_DIRECTIONS FOR THIS TASK_.
Filter out every line below that lacks "Mplayer", and copy the rest.

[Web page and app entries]
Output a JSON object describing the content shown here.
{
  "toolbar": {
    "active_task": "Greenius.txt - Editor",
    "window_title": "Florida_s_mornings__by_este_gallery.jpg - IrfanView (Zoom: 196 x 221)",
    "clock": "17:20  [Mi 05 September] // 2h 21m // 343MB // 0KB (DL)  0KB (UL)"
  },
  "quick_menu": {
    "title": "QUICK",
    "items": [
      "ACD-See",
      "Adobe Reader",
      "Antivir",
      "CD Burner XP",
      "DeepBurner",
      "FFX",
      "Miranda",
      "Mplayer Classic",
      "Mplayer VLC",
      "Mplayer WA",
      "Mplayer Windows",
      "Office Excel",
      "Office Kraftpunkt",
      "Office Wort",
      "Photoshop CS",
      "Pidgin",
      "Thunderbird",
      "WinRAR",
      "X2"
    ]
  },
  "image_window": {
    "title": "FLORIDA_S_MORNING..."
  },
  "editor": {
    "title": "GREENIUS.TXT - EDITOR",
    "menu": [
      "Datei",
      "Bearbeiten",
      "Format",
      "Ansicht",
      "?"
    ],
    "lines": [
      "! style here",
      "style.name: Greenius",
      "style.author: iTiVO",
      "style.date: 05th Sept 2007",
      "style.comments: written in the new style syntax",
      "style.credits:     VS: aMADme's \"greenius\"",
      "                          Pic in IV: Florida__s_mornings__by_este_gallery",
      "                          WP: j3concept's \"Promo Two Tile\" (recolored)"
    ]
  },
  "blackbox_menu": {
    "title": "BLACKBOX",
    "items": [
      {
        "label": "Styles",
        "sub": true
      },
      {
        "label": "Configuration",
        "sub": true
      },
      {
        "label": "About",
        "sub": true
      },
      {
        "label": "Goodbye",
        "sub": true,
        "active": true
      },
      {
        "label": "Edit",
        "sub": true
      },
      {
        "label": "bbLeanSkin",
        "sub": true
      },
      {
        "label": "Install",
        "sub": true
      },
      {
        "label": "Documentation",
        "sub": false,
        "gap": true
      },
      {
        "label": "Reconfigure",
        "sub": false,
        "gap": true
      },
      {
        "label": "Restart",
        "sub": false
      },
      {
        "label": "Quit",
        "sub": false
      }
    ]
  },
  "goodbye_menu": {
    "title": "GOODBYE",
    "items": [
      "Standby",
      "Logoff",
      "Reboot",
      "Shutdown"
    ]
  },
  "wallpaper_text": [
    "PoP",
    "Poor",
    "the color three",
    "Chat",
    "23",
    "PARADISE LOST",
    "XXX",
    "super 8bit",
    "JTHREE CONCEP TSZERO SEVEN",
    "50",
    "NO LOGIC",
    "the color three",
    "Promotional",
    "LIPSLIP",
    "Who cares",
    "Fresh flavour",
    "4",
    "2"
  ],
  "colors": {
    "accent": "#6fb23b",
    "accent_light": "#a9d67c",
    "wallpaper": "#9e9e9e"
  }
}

_ANSWER TO THIS EXERCISE_.
      "Mplayer Classic",
      "Mplayer VLC",
      "Mplayer WA",
      "Mplayer Windows",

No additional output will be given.